> The task
What lines in the records below contain the string "making"? Copy every one.

+---+

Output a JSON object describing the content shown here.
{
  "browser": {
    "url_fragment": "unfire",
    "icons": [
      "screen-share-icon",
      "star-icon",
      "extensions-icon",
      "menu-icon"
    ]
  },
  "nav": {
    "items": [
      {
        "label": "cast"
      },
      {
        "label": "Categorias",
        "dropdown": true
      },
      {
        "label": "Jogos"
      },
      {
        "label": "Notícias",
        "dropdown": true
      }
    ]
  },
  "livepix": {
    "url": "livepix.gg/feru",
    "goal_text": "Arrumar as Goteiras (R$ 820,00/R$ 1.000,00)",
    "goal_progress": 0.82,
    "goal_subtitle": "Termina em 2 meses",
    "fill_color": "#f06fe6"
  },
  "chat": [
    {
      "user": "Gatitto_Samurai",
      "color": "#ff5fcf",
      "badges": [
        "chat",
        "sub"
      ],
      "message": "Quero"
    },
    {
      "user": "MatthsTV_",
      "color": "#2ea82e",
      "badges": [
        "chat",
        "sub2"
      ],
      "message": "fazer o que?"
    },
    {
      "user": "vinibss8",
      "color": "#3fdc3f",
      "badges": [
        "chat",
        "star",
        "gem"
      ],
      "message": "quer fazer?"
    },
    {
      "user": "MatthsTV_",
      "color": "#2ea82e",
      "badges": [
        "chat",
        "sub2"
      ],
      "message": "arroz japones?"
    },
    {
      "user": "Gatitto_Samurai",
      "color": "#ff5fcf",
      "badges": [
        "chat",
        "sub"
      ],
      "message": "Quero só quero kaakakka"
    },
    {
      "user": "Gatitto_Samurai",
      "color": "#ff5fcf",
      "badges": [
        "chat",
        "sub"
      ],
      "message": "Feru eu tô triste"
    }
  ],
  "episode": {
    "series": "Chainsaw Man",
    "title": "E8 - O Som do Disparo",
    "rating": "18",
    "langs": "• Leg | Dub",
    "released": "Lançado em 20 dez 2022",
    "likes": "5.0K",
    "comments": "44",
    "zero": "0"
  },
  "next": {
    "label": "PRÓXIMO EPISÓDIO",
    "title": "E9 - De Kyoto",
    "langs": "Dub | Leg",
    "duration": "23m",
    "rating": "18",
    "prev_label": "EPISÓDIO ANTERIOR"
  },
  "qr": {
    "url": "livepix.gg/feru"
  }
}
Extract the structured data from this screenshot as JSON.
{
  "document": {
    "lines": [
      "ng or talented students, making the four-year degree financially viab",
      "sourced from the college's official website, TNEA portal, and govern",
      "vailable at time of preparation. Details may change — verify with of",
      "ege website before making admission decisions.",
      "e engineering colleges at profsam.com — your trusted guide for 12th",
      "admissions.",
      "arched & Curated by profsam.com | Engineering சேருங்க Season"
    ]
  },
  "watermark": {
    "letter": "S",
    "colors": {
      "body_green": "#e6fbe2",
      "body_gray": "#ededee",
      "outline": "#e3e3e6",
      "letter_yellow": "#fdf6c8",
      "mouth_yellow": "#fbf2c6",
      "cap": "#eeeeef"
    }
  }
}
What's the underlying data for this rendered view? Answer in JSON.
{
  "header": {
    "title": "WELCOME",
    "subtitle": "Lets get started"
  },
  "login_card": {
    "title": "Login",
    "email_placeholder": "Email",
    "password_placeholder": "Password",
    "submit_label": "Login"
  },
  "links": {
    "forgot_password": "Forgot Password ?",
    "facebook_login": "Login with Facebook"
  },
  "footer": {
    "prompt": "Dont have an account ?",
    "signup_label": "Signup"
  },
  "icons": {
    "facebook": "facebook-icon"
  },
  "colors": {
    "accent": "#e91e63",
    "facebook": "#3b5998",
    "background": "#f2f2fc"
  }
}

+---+

> Task response
      "ng or talented students, making the four-year degree financially viab",
      "ege website before making admission decisions.",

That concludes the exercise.